[[ EXCERPTED RECORDS, beginning ]]

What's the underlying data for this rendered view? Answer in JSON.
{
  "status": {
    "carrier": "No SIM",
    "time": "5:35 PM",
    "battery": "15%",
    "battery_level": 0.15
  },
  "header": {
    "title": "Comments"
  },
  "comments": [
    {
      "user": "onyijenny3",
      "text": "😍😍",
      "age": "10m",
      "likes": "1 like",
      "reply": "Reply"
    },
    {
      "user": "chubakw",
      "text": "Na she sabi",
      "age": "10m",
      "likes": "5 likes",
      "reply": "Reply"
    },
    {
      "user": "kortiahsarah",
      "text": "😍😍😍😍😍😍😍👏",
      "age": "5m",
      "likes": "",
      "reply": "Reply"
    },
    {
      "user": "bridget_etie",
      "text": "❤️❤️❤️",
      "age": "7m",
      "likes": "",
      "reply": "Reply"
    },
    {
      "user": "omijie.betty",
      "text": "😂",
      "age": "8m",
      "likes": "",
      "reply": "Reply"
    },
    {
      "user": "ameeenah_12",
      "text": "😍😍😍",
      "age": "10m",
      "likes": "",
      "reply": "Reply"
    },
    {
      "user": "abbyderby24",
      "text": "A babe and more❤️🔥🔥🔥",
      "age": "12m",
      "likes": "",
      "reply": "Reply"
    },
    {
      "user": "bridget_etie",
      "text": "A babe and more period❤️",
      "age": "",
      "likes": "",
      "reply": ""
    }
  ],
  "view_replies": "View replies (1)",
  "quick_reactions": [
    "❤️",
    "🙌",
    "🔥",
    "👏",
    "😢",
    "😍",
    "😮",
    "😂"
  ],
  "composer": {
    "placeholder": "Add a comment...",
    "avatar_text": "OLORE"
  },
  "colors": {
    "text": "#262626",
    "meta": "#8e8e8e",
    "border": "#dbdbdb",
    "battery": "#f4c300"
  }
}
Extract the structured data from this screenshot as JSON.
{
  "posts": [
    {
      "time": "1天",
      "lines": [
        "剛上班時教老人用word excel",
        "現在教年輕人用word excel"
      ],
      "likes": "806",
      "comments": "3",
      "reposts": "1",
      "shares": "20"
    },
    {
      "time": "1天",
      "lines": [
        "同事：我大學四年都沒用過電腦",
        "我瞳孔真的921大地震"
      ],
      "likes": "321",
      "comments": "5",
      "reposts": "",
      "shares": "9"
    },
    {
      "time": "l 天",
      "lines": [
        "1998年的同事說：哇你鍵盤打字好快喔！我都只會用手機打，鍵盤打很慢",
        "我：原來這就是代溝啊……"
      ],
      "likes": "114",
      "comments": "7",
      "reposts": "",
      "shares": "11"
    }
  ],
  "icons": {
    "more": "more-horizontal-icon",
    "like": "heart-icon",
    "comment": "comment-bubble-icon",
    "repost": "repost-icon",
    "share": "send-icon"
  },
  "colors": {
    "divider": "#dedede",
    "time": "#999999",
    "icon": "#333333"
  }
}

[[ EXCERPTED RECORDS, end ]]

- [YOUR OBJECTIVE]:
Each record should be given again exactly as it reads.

- [SOLUTION]:
What's the underlying data for this rendered view? Answer in JSON.
{
  "status": {
    "carrier": "No SIM",
    "time": "5:35 PM",
    "battery": "15%",
    "battery_level": 0.15
  },
  "header": {
    "title": "Comments"
  },
  "comments": [
    {
      "user": "onyijenny3",
      "text": "😍😍",
      "age": "10m",
      "likes": "1 like",
      "reply": "Reply"
    },
    {
      "user": "chubakw",
      "text": "Na she sabi",
      "age": "10m",
      "likes": "5 likes",
      "reply": "Reply"
    },
    {
      "user": "kortiahsarah",
      "text": "😍😍😍😍😍😍😍👏",
      "age": "5m",
      "likes": "",
      "reply": "Reply"
    },
    {
      "user": "bridget_etie",
      "text": "❤️❤️❤️",
      "age": "7m",
      "likes": "",
      "reply": "Reply"
    },
    {
      "user": "omijie.betty",
      "text": "😂",
      "age": "8m",
      "likes": "",
      "reply": "Reply"
    },
    {
      "user": "ameeenah_12",
      "text": "😍😍😍",
      "age": "10m",
      "likes": "",
      "reply": "Reply"
    },
    {
      "user": "abbyderby24",
      "text": "A babe and more❤️🔥🔥🔥",
      "age": "12m",
      "likes": "",
      "reply": "Reply"
    },
    {
      "user": "bridget_etie",
      "text": "A babe and more period❤️",
      "age": "",
      "likes": "",
      "reply": ""
    }
  ],
  "view_replies": "View replies (1)",
  "quick_reactions": [
    "❤️",
    "🙌",
    "🔥",
    "👏",
    "😢",
    "😍",
    "😮",
    "😂"
  ],
  "composer": {
    "placeholder": "Add a comment...",
    "avatar_text": "OLORE"
  },
  "colors": {
    "text": "#262626",
    "meta": "#8e8e8e",
    "border": "#dbdbdb",
    "battery": "#f4c300"
  }
}
Extract the structured data from this screenshot as JSON.
{
  "posts": [
    {
      "time": "1天",
      "lines": [
        "剛上班時教老人用word excel",
        "現在教年輕人用word excel"
      ],
      "likes": "806",
      "comments": "3",
      "reposts": "1",
      "shares": "20"
    },
    {
      "time": "1天",
      "lines": [
        "同事：我大學四年都沒用過電腦",
        "我瞳孔真的921大地震"
      ],
      "likes": "321",
      "comments": "5",
      "reposts": "",
      "shares": "9"
    },
    {
      "time": "l 天",
      "lines": [
        "1998年的同事說：哇你鍵盤打字好快喔！我都只會用手機打，鍵盤打很慢",
        "我：原來這就是代溝啊……"
      ],
      "likes": "114",
      "comments": "7",
      "reposts": "",
      "shares": "11"
    }
  ],
  "icons": {
    "more": "more-horizontal-icon",
    "like": "heart-icon",
    "comment": "comment-bubble-icon",
    "repost": "repost-icon",
    "share": "send-icon"
  },
  "colors": {
    "divider": "#dedede",
    "time": "#999999",
    "icon": "#333333"
  }
}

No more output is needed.